HOLLA and out!
– The Hollaback Team
Today, I got verbally assaulted because of a car accident…I was the one at fault and I tried to take responsibility for it by switching information, however….the woman said she was going to call her husband because it was his car, ok…understandable…She said “oh no you don’t understand..he’s going to be mean to you” Then why are you calling him, especially since no damage was done to his car???
He shows up and immediately goes into it with “What did this stupid bitch do to my car?!” Ok…..he saw the tiny scratch that you can’t see and went up to me and said “Well look at this stupid bitches car! She clearly is doing this all the time with what her car looks like! Stupid fucking bitch, get the fuck out of here this is your fucking freebie bitch, leave! I said GET THE FUCK OUT OF HERE BITCH!”
I’m not kidding….here I am trying to literally make things right and what not, and this guy is verbal harassing me! I was like, I said I was sorry, I said I was at fault, I will help with any damage and you are accusing me of being a terrible driver for a single incident and what you think my car looks like? My car doesn’t have any damage except my paint job which is flaking off because it is a cheap paint job…then while I’m trying to figure out what to do for myself he continues to yell at me telling me to “get the fuck out of here,” when my door isn’t able to close anymore on my car while him and his friends make jokes on how women suck at driving…and when one of his friends is trying to “console” me I just nod and he walks off and starts telling his friends what a bitch I am…..
ARE YOU KIDDING ME!?!??!
Today I was going for a walk to get some exercise and two men in a car drove past me and yelled something to me. When I kept walking and ignored them, the driver honked at me.
While walking through the downtown arts district, on my way to get a sandwich, a man started walking very close to me. He asked me if he could follow me. I ignored him. He asked if I was afraid of him and said that most girls are.
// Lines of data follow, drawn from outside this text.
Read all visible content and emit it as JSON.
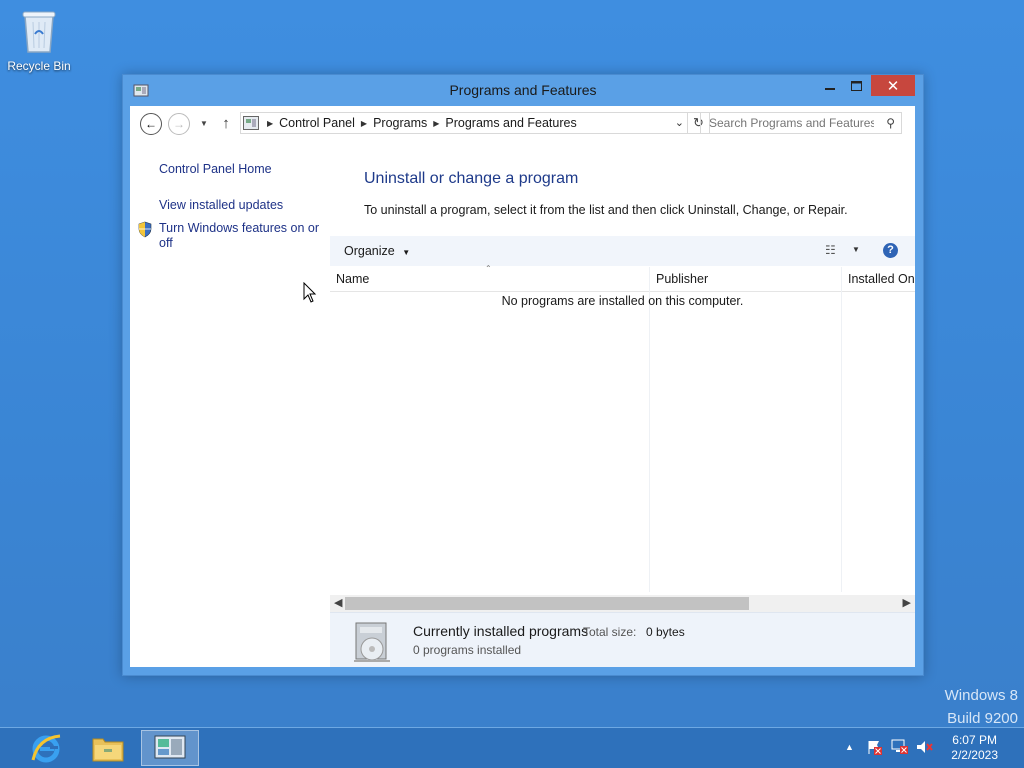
{
  "desktop": {
    "recycle_bin_label": "Recycle Bin"
  },
  "window": {
    "title": "Programs and Features",
    "address": {
      "crumbs": [
        "Control Panel",
        "Programs",
        "Programs and Features"
      ]
    },
    "search": {
      "placeholder": "Search Programs and Features"
    },
    "left_pane": {
      "home": "Control Panel Home",
      "updates": "View installed updates",
      "features_line1": "Turn Windows features on or",
      "features_line2": "off"
    },
    "main": {
      "heading": "Uninstall or change a program",
      "description": "To uninstall a program, select it from the list and then click Uninstall, Change, or Repair.",
      "organize_label": "Organize",
      "columns": [
        "Name",
        "Publisher",
        "Installed On"
      ],
      "empty_message": "No programs are installed on this computer."
    },
    "details": {
      "title": "Currently installed programs",
      "total_size_label": "Total size:",
      "total_size_value": "0 bytes",
      "count_text": "0 programs installed"
    }
  },
  "watermark": {
    "line1": "Windows 8",
    "line2": "Build 9200"
  },
  "taskbar": {
    "items": [
      "internet-explorer",
      "file-explorer",
      "control-panel"
    ],
    "clock_time": "6:07 PM",
    "clock_date": "2/2/2023"
  },
  "colors": {
    "accent": "#5aa0e6",
    "close": "#c7473e",
    "link": "#1e3287"
  }
}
He continued to follow me for a few more blocks, asking if he could touch my dimples. Ew. Finally he gave up and walked away. This is only one experience of dozens I’ve had with street harassment on this block.